Getting ‘Home Programmes’ done!

Wednesday, April 23, 2014

"Our therapist has recommended some daily activities to help our child. I know it needs to be a priority, but how on earth do we fit anything extra into our family’s hectic schedule?"

As a parent of kids who have needed to follow several home programmes, as well as a therapist, I feel very familiar with just how challenging this can be. At one point there we were working on a strengthening programme with one child and an articulation programme with another. Our family has had Speech Therapy, Physio and Occupational Therapy goals to work on at different times with each of our children. In my experience there are lots of ways to tackle this and. Like many things, it’s never a one-size-fits-all approach. A big determining factor is the nature of the therapy goal and the tasks themselves, then you’ve got variable like parenting style, your child’s personality, resources/equipment available, other children’s needs, etc, etc. Some of the options below may work for you with a bit of tweaking……

  • TEACHABLE MOMENTS – this is about looking for ways to build therapy goals into your regular daily routines. This can work well for families who have regular routines! I think this is the way to go for general developmental areas, eg muscle tone, bilateral coordination – where you might get your child to bear walk from their bedroom to breakfast each morning to develop muscle tone, and have some fun 2-handed games with the bubbles in the bath each night to work on bilateral coordination.
  • SCHEDULED PRACTICE TIME – This worked best for our family! I found if I didn’t set a specific time it just didn’t happen. It also works well when you need to do specific, prescribed activities, eg literacy tasks, specific handwriting activities.
  • SETTING UP A BOX OF ACTIVITIES AND LETTING YOUR CHILD GO FOR IT. This can be brilliant! Work on finger strength, dexterity, pencil skills, sensory processing, oral motor activities can all be achieved by your child with minimal support if you set them up with fun activities. This is part of the reason we’ve made up the therapy kits you can see on the Skillbuilders website. These kits give parents (and teachers) a simple, practical option for helping kids develop specific skills. They provide a good starting point that’s easy to build on.
  • A COMBINATION OF ANY OF THE ABOVE. Sometimes you need a combination, eg when you’re working on specific muscle stretches along with general work on muscle tone, and sometimes you just need a change of approach to re-charge your enthusiasm.
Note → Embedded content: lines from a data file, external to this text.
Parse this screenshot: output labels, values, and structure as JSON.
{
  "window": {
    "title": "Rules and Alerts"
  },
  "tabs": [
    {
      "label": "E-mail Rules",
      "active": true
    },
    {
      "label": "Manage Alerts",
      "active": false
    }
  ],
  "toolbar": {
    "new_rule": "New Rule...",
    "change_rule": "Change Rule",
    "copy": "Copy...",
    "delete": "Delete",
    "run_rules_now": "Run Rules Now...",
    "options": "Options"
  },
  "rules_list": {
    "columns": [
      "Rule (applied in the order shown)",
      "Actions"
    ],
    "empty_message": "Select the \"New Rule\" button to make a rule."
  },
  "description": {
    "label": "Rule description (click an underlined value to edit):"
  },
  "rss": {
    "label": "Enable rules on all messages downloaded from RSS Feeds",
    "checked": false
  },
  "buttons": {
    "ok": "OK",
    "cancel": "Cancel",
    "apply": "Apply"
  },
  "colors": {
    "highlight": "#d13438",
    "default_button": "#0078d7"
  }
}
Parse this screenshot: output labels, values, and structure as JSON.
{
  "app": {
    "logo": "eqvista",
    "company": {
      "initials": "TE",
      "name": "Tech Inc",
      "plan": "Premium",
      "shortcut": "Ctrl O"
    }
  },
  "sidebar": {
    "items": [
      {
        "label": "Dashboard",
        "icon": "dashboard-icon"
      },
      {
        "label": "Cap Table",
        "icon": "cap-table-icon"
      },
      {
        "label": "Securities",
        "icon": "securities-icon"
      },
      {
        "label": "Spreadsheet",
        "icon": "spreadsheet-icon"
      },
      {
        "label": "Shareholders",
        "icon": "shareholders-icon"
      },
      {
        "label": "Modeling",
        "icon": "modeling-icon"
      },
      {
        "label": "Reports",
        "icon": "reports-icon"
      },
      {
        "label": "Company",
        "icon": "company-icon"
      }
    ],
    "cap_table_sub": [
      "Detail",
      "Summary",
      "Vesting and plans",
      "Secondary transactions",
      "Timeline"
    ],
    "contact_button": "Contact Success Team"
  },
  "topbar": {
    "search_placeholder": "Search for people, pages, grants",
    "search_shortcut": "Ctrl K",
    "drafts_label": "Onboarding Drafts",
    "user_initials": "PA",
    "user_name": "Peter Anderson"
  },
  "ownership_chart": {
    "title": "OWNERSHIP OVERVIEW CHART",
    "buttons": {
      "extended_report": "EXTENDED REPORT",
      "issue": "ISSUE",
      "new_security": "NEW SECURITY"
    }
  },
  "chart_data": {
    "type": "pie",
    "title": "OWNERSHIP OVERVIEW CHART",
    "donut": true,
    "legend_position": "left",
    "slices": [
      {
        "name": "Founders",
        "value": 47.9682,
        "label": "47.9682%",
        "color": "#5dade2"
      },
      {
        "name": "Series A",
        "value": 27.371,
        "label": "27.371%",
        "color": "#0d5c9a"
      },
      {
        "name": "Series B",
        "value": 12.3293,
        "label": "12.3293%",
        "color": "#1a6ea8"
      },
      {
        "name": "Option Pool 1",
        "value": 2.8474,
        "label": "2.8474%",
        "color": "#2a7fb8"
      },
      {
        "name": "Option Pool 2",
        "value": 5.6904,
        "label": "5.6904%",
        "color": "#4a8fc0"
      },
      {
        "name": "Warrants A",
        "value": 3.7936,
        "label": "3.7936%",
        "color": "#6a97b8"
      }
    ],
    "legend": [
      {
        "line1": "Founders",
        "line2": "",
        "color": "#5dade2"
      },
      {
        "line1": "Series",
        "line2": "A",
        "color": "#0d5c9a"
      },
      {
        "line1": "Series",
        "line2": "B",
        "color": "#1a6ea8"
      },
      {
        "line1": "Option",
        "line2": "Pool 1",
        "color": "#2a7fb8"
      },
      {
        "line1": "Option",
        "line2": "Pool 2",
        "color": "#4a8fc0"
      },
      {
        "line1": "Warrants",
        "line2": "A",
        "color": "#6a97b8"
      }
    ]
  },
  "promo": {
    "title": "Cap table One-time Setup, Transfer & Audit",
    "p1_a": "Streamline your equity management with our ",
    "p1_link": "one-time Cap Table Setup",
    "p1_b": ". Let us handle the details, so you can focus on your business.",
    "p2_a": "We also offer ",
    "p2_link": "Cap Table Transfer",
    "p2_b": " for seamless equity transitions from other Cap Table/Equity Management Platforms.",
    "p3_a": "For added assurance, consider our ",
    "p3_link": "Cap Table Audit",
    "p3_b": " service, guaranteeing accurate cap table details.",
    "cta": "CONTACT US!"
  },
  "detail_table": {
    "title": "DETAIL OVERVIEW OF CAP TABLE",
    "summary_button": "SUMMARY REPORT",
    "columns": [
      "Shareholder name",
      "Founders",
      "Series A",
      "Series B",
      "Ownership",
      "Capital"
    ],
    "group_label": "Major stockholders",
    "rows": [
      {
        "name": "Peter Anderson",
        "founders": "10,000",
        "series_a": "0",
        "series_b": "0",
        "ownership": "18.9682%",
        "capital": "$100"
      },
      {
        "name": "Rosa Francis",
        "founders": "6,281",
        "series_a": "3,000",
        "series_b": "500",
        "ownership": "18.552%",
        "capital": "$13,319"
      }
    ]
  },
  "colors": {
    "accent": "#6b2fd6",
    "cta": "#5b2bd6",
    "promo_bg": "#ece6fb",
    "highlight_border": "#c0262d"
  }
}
A point on maintaining enthusiasm…..

For yourself – Ask yourself – “What will it look like when my child has sorted out this developmental glitch?” eg Toby will be able to use scissors as well as his peers, then break this skill down into VERY observable steps so that you can really see his progress and not be vague about it. This will help you be clear about his progress and this motivates you to keep up your efforts.

For your child – FUN FUN FUN – try really hard to incorporate fun at every opportunity. Kids will practice the activities spontaneously if they enjoy them.